*Required action*
Would you return every entry below exactly as written, without its images?

*Data for processing*

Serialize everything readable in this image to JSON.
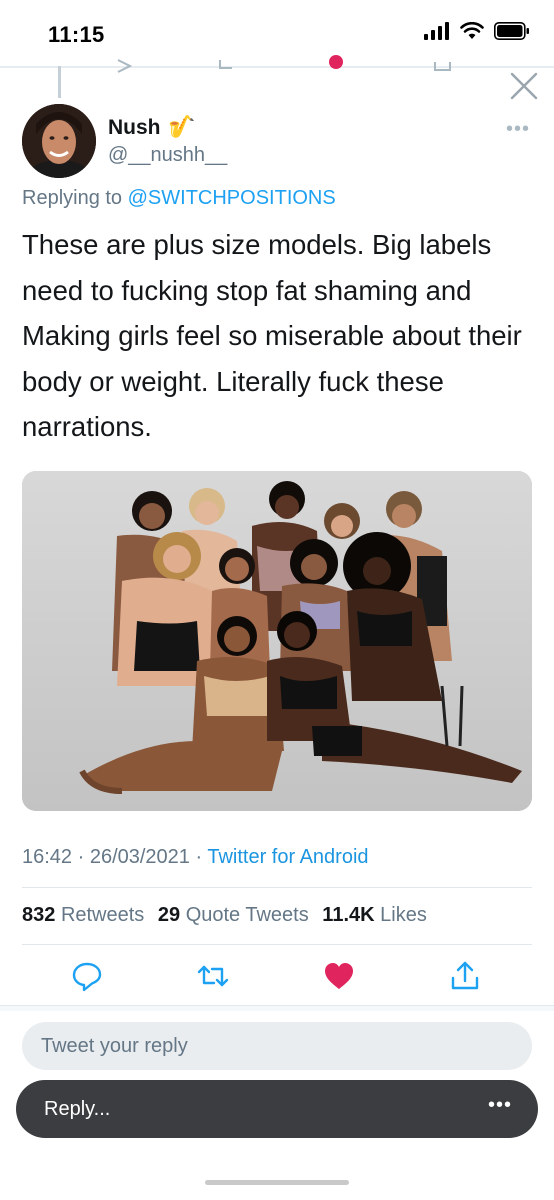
{
  "status_bar": {
    "time": "11:15"
  },
  "tweet": {
    "author": {
      "name": "Nush",
      "emoji": "🎷",
      "handle": "@__nushh__"
    },
    "replying_to": {
      "prefix": "Replying to ",
      "mention": "@SWITCHPOSITIONS"
    },
    "text": "These are plus size models. Big labels need to fucking stop fat shaming and Making girls feel so miserable about their body or weight. Literally fuck these narrations.",
    "timestamp": "16:42 · 26/03/2021 · ",
    "source": "Twitter for Android",
    "stats": {
      "retweets_count": "832",
      "retweets_label": "Retweets",
      "quotes_count": "29",
      "quotes_label": "Quote Tweets",
      "likes_count": "11.4K",
      "likes_label": "Likes"
    }
  },
  "reply_box": {
    "placeholder": "Tweet your reply"
  },
  "toast": {
    "label": "Reply...",
    "more": "•••"
  },
  "icons": {
    "reply": "reply-icon",
    "retweet": "retweet-icon",
    "like": "heart-icon",
    "share": "share-icon",
    "close": "close-icon",
    "more": "more-icon"
  },
  "colors": {
    "link": "#1da1f2",
    "like": "#e0245e",
    "secondary_text": "#657786"
  }
}
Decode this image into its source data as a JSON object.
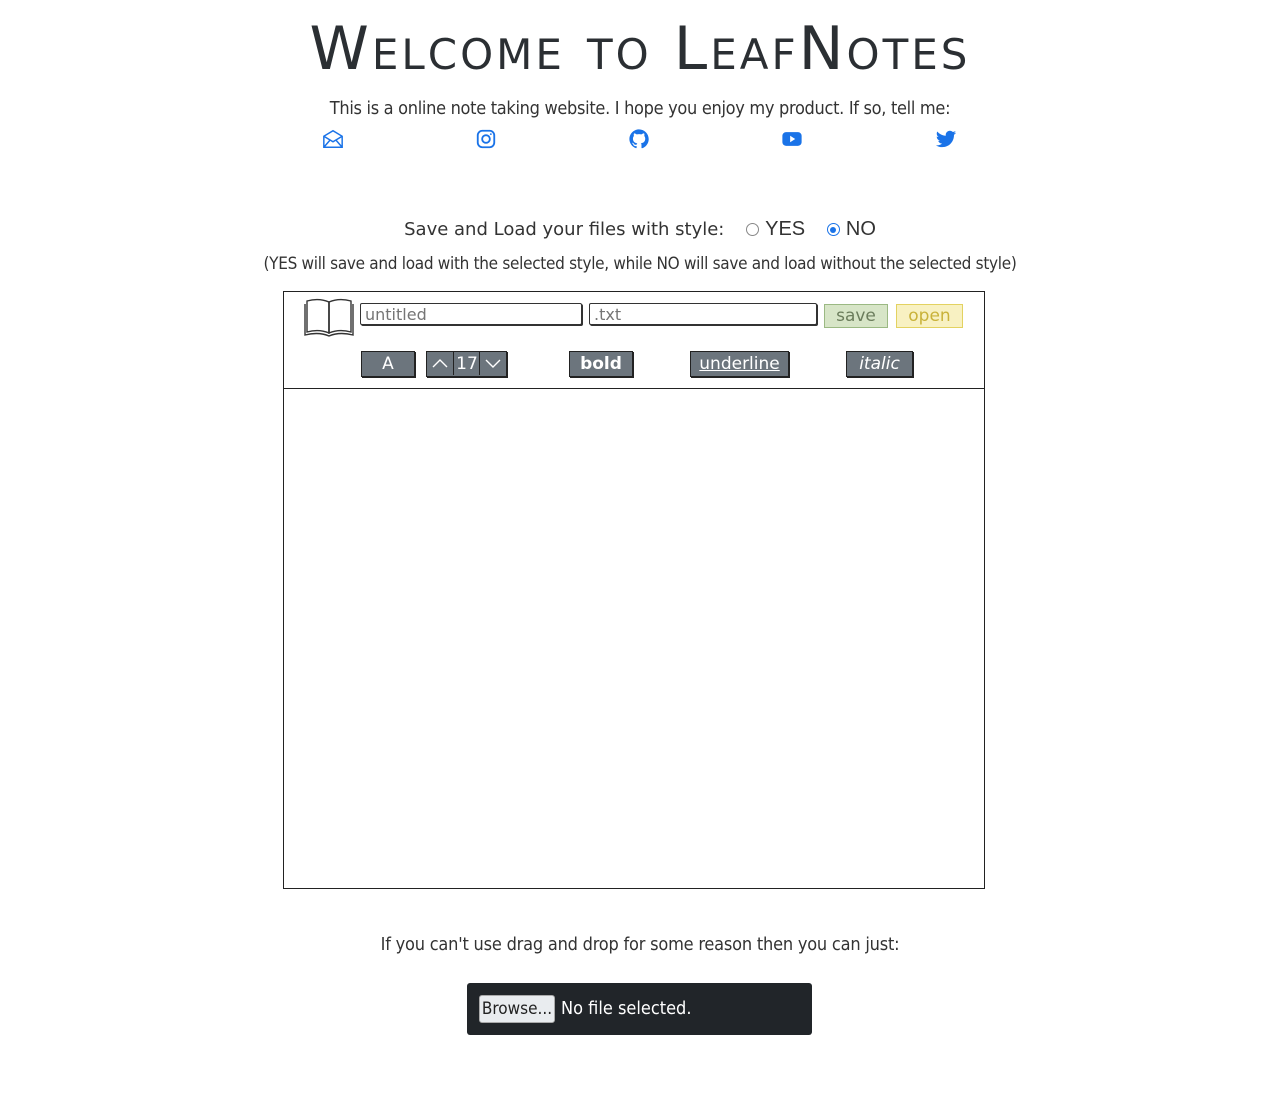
{
  "header": {
    "title": "Welcome to LeafNotes",
    "intro": "This is a online note taking website. I hope you enjoy my product. If so, tell me:"
  },
  "socials": [
    {
      "name": "email",
      "icon": "envelope-icon"
    },
    {
      "name": "instagram",
      "icon": "instagram-icon"
    },
    {
      "name": "github",
      "icon": "github-icon"
    },
    {
      "name": "youtube",
      "icon": "youtube-icon"
    },
    {
      "name": "twitter",
      "icon": "twitter-icon"
    }
  ],
  "style_option": {
    "label": "Save and Load your files with style:",
    "yes_label": "YES",
    "no_label": "NO",
    "selected": "NO",
    "note": "(YES will save and load with the selected style, while NO will save and load without the selected style)"
  },
  "editor": {
    "title_placeholder": "untitled",
    "ext_placeholder": ".txt",
    "save_label": "save",
    "open_label": "open",
    "font_label": "A",
    "font_size": "17",
    "bold_label": "bold",
    "underline_label": "underline",
    "italic_label": "italic"
  },
  "upload": {
    "message": "If you can't use drag and drop for some reason then you can just:",
    "browse_label": "Browse...",
    "status": "No file selected."
  },
  "colors": {
    "accent": "#1a73e8",
    "save_bg": "#d7e5c7",
    "open_bg": "#f8f1c2",
    "format_btn": "#6c757d",
    "file_box": "#212529"
  }
}
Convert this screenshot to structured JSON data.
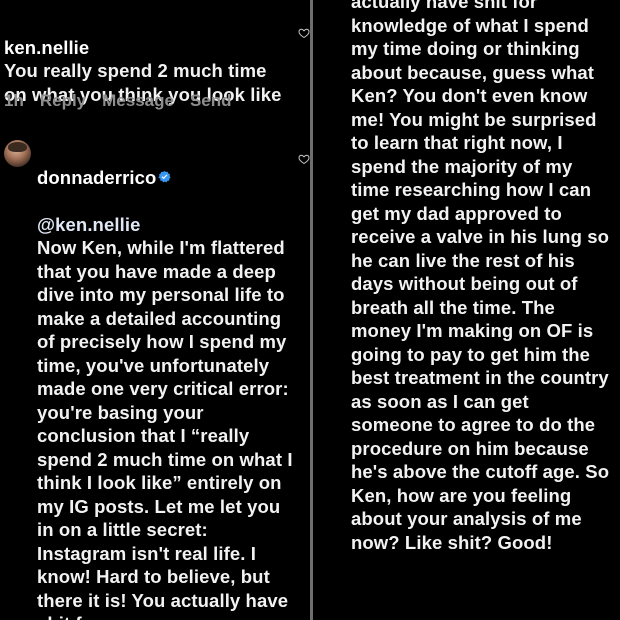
{
  "colors": {
    "background": "#000000",
    "text": "#f2f2f2",
    "meta": "#8e8e8e",
    "verified": "#3797f0",
    "divider": "#6e6e6e"
  },
  "comment1": {
    "username": "ken.nellie",
    "text": "You really spend 2 much time on what you think you look like",
    "time": "1h",
    "reply_label": "Reply",
    "message_label": "Message",
    "send_label": "Send",
    "like_icon": "heart-outline-icon"
  },
  "comment2": {
    "username": "donnaderrico",
    "verified_icon": "verified-badge-icon",
    "like_icon": "heart-outline-icon",
    "mention": "@ken.nellie",
    "text": "Now Ken, while I'm flattered that you have made a deep dive into my personal life to make a detailed accounting of precisely how I spend my time, you've unfortunately made one very critical error: you're basing your conclusion that I “really spend 2 much time on what I think I look like” entirely on my IG posts. Let me let you in on a little secret: Instagram isn't real life. I know! Hard to believe, but there it is! You actually have shit for",
    "continued_text": "actually have shit for knowledge of what I spend my time doing or thinking about because, guess what Ken? You don't even know me! You might be surprised to learn that right now, I spend the majority of my time researching how I can get my dad approved to receive a valve in his lung so he can live the rest of his days without being out of breath all the time. The money I'm making on OF is going to pay to get him the best treatment in the country as soon as I can get someone to agree to do the procedure on him because he's above the cutoff age. So Ken, how are you feeling about your analysis of me now? Like shit? Good!"
  }
}
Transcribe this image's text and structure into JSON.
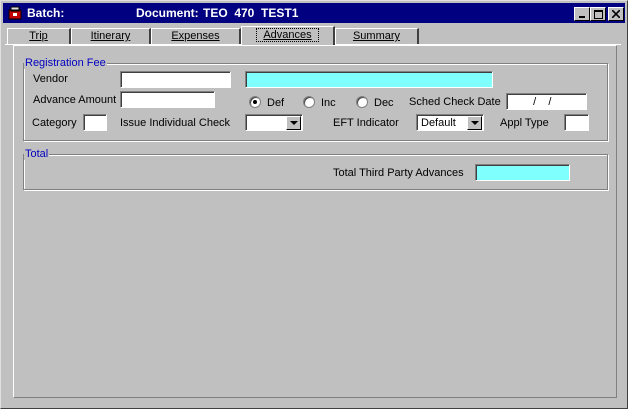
{
  "window": {
    "app_label": "Batch:",
    "document_label": "Document:",
    "document_id": "TEO  470  TEST1",
    "icon": "app-icon",
    "buttons": [
      "minimize-icon",
      "maximize-icon",
      "close-icon"
    ]
  },
  "tabs": [
    {
      "label": "Trip",
      "active": false
    },
    {
      "label": "Itinerary",
      "active": false
    },
    {
      "label": "Expenses",
      "active": false
    },
    {
      "label": "Advances",
      "active": true
    },
    {
      "label": "Summary",
      "active": false
    }
  ],
  "registration": {
    "title": "Registration Fee",
    "vendor_label": "Vendor",
    "vendor_code": "",
    "vendor_name": "",
    "advance_amount_label": "Advance Amount",
    "advance_amount": "",
    "radio_def": "Def",
    "radio_inc": "Inc",
    "radio_dec": "Dec",
    "selected_radio": "Def",
    "sched_check_date_label": "Sched Check Date",
    "sched_check_date": "  /    /",
    "category_label": "Category",
    "category": "",
    "issue_check_label": "Issue Individual Check",
    "issue_check": "",
    "eft_label": "EFT Indicator",
    "eft_value": "Default",
    "appl_type_label": "Appl Type",
    "appl_type": ""
  },
  "total": {
    "title": "Total",
    "third_party_label": "Total Third Party Advances",
    "third_party_value": ""
  },
  "colors": {
    "titlebar": "#000080",
    "group_title": "#0000c0",
    "highlight_field": "#80ffff",
    "background": "#c0c0c0"
  }
}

*Response to this exercise*
Serialize everything readable in this image to JSON.
{
  "status_bar": {
    "time": "11:15"
  },
  "tweet": {
    "author": {
      "name": "Nush",
      "emoji": "🎷",
      "handle": "@__nushh__"
    },
    "replying_to": {
      "prefix": "Replying to ",
      "mention": "@SWITCHPOSITIONS"
    },
    "text": "These are plus size models. Big labels need to fucking stop fat shaming and Making girls feel so miserable about their body or weight. Literally fuck these narrations.",
    "timestamp": "16:42 · 26/03/2021 · ",
    "source": "Twitter for Android",
    "stats": {
      "retweets_count": "832",
      "retweets_label": "Retweets",
      "quotes_count": "29",
      "quotes_label": "Quote Tweets",
      "likes_count": "11.4K",
      "likes_label": "Likes"
    }
  },
  "reply_box": {
    "placeholder": "Tweet your reply"
  },
  "toast": {
    "label": "Reply...",
    "more": "•••"
  },
  "icons": {
    "reply": "reply-icon",
    "retweet": "retweet-icon",
    "like": "heart-icon",
    "share": "share-icon",
    "close": "close-icon",
    "more": "more-icon"
  },
  "colors": {
    "link": "#1da1f2",
    "like": "#e0245e",
    "secondary_text": "#657786"
  }
}
Decode this image into its source data as a JSON object.
{
  "header": {
    "title": "Welcome to LeafNotes",
    "intro": "This is a online note taking website. I hope you enjoy my product. If so, tell me:"
  },
  "socials": [
    {
      "name": "email",
      "icon": "envelope-icon"
    },
    {
      "name": "instagram",
      "icon": "instagram-icon"
    },
    {
      "name": "github",
      "icon": "github-icon"
    },
    {
      "name": "youtube",
      "icon": "youtube-icon"
    },
    {
      "name": "twitter",
      "icon": "twitter-icon"
    }
  ],
  "style_option": {
    "label": "Save and Load your files with style:",
    "yes_label": "YES",
    "no_label": "NO",
    "selected": "NO",
    "note": "(YES will save and load with the selected style, while NO will save and load without the selected style)"
  },
  "editor": {
    "title_placeholder": "untitled",
    "ext_placeholder": ".txt",
    "save_label": "save",
    "open_label": "open",
    "font_label": "A",
    "font_size": "17",
    "bold_label": "bold",
    "underline_label": "underline",
    "italic_label": "italic"
  },
  "upload": {
    "message": "If you can't use drag and drop for some reason then you can just:",
    "browse_label": "Browse...",
    "status": "No file selected."
  },
  "colors": {
    "accent": "#1a73e8",
    "save_bg": "#d7e5c7",
    "open_bg": "#f8f1c2",
    "format_btn": "#6c757d",
    "file_box": "#212529"
  }
}
Convert this screenshot to structured JSON data.
{
  "colors": {
    "background": "#000000",
    "text": "#f2f2f2",
    "meta": "#8e8e8e",
    "verified": "#3797f0",
    "divider": "#6e6e6e"
  },
  "comment1": {
    "username": "ken.nellie",
    "text": "You really spend 2 much time on what you think you look like",
    "time": "1h",
    "reply_label": "Reply",
    "message_label": "Message",
    "send_label": "Send",
    "like_icon": "heart-outline-icon"
  },
  "comment2": {
    "username": "donnaderrico",
    "verified_icon": "verified-badge-icon",
    "like_icon": "heart-outline-icon",
    "mention": "@ken.nellie",
    "text": "Now Ken, while I'm flattered that you have made a deep dive into my personal life to make a detailed accounting of precisely how I spend my time, you've unfortunately made one very critical error: you're basing your conclusion that I “really spend 2 much time on what I think I look like” entirely on my IG posts. Let me let you in on a little secret: Instagram isn't real life. I know! Hard to believe, but there it is! You actually have shit for",
    "continued_text": "actually have shit for knowledge of what I spend my time doing or thinking about because, guess what Ken? You don't even know me! You might be surprised to learn that right now, I spend the majority of my time researching how I can get my dad approved to receive a valve in his lung so he can live the rest of his days without being out of breath all the time. The money I'm making on OF is going to pay to get him the best treatment in the country as soon as I can get someone to agree to do the procedure on him because he's above the cutoff age. So Ken, how are you feeling about your analysis of me now? Like shit? Good!"
  }
}
Transcribe this image's text and structure into JSON.
{
  "window": {
    "app_label": "Batch:",
    "document_label": "Document:",
    "document_id": "TEO  470  TEST1",
    "icon": "app-icon",
    "buttons": [
      "minimize-icon",
      "maximize-icon",
      "close-icon"
    ]
  },
  "tabs": [
    {
      "label": "Trip",
      "active": false
    },
    {
      "label": "Itinerary",
      "active": false
    },
    {
      "label": "Expenses",
      "active": false
    },
    {
      "label": "Advances",
      "active": true
    },
    {
      "label": "Summary",
      "active": false
    }
  ],
  "registration": {
    "title": "Registration Fee",
    "vendor_label": "Vendor",
    "vendor_code": "",
    "vendor_name": "",
    "advance_amount_label": "Advance Amount",
    "advance_amount": "",
    "radio_def": "Def",
    "radio_inc": "Inc",
    "radio_dec": "Dec",
    "selected_radio": "Def",
    "sched_check_date_label": "Sched Check Date",
    "sched_check_date": "  /    /",
    "category_label": "Category",
    "category": "",
    "issue_check_label": "Issue Individual Check",
    "issue_check": "",
    "eft_label": "EFT Indicator",
    "eft_value": "Default",
    "appl_type_label": "Appl Type",
    "appl_type": ""
  },
  "total": {
    "title": "Total",
    "third_party_label": "Total Third Party Advances",
    "third_party_value": ""
  },
  "colors": {
    "titlebar": "#000080",
    "group_title": "#0000c0",
    "highlight_field": "#80ffff",
    "background": "#c0c0c0"
  }
}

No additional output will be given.